Recorded information.
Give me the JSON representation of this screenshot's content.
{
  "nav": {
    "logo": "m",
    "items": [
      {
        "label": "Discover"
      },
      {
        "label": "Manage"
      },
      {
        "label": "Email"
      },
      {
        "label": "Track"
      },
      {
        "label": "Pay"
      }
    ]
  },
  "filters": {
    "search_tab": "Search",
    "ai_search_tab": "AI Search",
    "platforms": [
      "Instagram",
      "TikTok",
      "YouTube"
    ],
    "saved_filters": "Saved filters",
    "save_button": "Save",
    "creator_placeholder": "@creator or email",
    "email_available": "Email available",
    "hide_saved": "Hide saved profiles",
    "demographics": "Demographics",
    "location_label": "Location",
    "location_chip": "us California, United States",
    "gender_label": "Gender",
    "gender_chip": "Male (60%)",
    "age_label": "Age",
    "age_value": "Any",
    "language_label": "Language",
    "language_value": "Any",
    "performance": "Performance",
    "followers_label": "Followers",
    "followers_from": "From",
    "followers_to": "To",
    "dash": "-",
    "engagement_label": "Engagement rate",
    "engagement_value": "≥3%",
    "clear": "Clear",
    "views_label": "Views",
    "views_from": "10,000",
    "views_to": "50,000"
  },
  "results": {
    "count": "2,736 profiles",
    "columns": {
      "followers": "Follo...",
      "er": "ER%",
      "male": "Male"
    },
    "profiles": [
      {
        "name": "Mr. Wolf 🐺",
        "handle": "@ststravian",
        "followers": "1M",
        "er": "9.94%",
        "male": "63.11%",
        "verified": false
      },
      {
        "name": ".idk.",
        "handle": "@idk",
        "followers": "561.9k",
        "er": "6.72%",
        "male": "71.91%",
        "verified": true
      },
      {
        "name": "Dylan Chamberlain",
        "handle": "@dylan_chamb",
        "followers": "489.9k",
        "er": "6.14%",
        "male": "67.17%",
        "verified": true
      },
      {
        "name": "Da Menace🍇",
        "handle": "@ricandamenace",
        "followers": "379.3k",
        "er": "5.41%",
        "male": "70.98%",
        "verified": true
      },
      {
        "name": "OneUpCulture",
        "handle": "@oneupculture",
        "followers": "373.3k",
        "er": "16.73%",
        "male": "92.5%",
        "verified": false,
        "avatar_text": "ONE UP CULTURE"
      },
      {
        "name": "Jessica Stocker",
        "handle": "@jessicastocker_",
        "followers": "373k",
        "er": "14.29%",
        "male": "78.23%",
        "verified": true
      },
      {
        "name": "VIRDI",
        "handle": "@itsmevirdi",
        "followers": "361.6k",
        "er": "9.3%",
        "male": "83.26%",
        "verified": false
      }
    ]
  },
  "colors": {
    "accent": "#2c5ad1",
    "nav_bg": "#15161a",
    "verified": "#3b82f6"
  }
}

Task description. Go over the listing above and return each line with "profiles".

Answer to this task.
    "hide_saved": "Hide saved profiles",
    "count": "2,736 profiles",
    "profiles": [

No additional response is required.